* [RECORD SET]:
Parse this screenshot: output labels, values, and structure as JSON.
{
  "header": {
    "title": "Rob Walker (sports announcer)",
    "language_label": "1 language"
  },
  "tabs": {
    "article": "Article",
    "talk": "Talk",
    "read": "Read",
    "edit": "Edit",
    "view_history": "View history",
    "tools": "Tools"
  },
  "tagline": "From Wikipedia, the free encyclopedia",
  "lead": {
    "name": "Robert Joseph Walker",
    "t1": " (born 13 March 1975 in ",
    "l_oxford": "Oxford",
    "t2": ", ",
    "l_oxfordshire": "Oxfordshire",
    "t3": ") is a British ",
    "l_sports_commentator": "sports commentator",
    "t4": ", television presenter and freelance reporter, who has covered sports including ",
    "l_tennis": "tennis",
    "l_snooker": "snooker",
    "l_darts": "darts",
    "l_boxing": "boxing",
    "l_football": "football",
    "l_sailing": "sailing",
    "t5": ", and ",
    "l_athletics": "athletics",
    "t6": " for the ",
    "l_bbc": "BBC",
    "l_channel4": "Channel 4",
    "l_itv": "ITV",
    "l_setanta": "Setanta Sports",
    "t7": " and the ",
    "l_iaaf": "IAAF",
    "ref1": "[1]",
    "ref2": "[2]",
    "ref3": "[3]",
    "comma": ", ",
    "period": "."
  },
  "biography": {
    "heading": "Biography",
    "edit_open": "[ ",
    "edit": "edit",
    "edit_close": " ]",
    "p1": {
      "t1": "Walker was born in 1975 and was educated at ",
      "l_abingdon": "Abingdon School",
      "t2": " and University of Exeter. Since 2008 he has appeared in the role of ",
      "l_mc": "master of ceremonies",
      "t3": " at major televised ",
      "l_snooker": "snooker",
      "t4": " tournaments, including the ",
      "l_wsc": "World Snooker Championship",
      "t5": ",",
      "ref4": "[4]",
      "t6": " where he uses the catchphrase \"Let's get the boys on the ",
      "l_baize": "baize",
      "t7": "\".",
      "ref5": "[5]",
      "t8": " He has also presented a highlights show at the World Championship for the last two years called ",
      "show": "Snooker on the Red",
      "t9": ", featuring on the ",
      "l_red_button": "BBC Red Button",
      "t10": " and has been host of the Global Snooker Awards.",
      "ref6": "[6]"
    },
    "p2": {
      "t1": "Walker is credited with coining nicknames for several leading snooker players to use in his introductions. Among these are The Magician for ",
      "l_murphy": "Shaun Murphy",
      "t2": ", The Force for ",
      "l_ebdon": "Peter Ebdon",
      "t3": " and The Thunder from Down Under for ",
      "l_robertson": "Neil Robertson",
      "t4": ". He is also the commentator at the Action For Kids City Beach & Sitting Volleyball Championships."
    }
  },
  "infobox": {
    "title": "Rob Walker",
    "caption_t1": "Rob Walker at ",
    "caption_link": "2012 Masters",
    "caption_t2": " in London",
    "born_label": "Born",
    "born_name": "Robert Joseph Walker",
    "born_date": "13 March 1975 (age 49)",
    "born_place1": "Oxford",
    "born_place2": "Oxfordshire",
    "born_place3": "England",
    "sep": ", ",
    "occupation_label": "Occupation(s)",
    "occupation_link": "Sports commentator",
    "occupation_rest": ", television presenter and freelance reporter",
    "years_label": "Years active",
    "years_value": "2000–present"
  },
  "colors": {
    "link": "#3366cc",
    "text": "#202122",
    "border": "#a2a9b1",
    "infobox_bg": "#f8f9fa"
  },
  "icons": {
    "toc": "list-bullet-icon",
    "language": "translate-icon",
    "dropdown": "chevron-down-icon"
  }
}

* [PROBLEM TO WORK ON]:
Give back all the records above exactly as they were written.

* [PROBLEM SOLUTION]:
Parse this screenshot: output labels, values, and structure as JSON.
{
  "header": {
    "title": "Rob Walker (sports announcer)",
    "language_label": "1 language"
  },
  "tabs": {
    "article": "Article",
    "talk": "Talk",
    "read": "Read",
    "edit": "Edit",
    "view_history": "View history",
    "tools": "Tools"
  },
  "tagline": "From Wikipedia, the free encyclopedia",
  "lead": {
    "name": "Robert Joseph Walker",
    "t1": " (born 13 March 1975 in ",
    "l_oxford": "Oxford",
    "t2": ", ",
    "l_oxfordshire": "Oxfordshire",
    "t3": ") is a British ",
    "l_sports_commentator": "sports commentator",
    "t4": ", television presenter and freelance reporter, who has covered sports including ",
    "l_tennis": "tennis",
    "l_snooker": "snooker",
    "l_darts": "darts",
    "l_boxing": "boxing",
    "l_football": "football",
    "l_sailing": "sailing",
    "t5": ", and ",
    "l_athletics": "athletics",
    "t6": " for the ",
    "l_bbc": "BBC",
    "l_channel4": "Channel 4",
    "l_itv": "ITV",
    "l_setanta": "Setanta Sports",
    "t7": " and the ",
    "l_iaaf": "IAAF",
    "ref1": "[1]",
    "ref2": "[2]",
    "ref3": "[3]",
    "comma": ", ",
    "period": "."
  },
  "biography": {
    "heading": "Biography",
    "edit_open": "[ ",
    "edit": "edit",
    "edit_close": " ]",
    "p1": {
      "t1": "Walker was born in 1975 and was educated at ",
      "l_abingdon": "Abingdon School",
      "t2": " and University of Exeter. Since 2008 he has appeared in the role of ",
      "l_mc": "master of ceremonies",
      "t3": " at major televised ",
      "l_snooker": "snooker",
      "t4": " tournaments, including the ",
      "l_wsc": "World Snooker Championship",
      "t5": ",",
      "ref4": "[4]",
      "t6": " where he uses the catchphrase \"Let's get the boys on the ",
      "l_baize": "baize",
      "t7": "\".",
      "ref5": "[5]",
      "t8": " He has also presented a highlights show at the World Championship for the last two years called ",
      "show": "Snooker on the Red",
      "t9": ", featuring on the ",
      "l_red_button": "BBC Red Button",
      "t10": " and has been host of the Global Snooker Awards.",
      "ref6": "[6]"
    },
    "p2": {
      "t1": "Walker is credited with coining nicknames for several leading snooker players to use in his introductions. Among these are The Magician for ",
      "l_murphy": "Shaun Murphy",
      "t2": ", The Force for ",
      "l_ebdon": "Peter Ebdon",
      "t3": " and The Thunder from Down Under for ",
      "l_robertson": "Neil Robertson",
      "t4": ". He is also the commentator at the Action For Kids City Beach & Sitting Volleyball Championships."
    }
  },
  "infobox": {
    "title": "Rob Walker",
    "caption_t1": "Rob Walker at ",
    "caption_link": "2012 Masters",
    "caption_t2": " in London",
    "born_label": "Born",
    "born_name": "Robert Joseph Walker",
    "born_date": "13 March 1975 (age 49)",
    "born_place1": "Oxford",
    "born_place2": "Oxfordshire",
    "born_place3": "England",
    "sep": ", ",
    "occupation_label": "Occupation(s)",
    "occupation_link": "Sports commentator",
    "occupation_rest": ", television presenter and freelance reporter",
    "years_label": "Years active",
    "years_value": "2000–present"
  },
  "colors": {
    "link": "#3366cc",
    "text": "#202122",
    "border": "#a2a9b1",
    "infobox_bg": "#f8f9fa"
  },
  "icons": {
    "toc": "list-bullet-icon",
    "language": "translate-icon",
    "dropdown": "chevron-down-icon"
  }
}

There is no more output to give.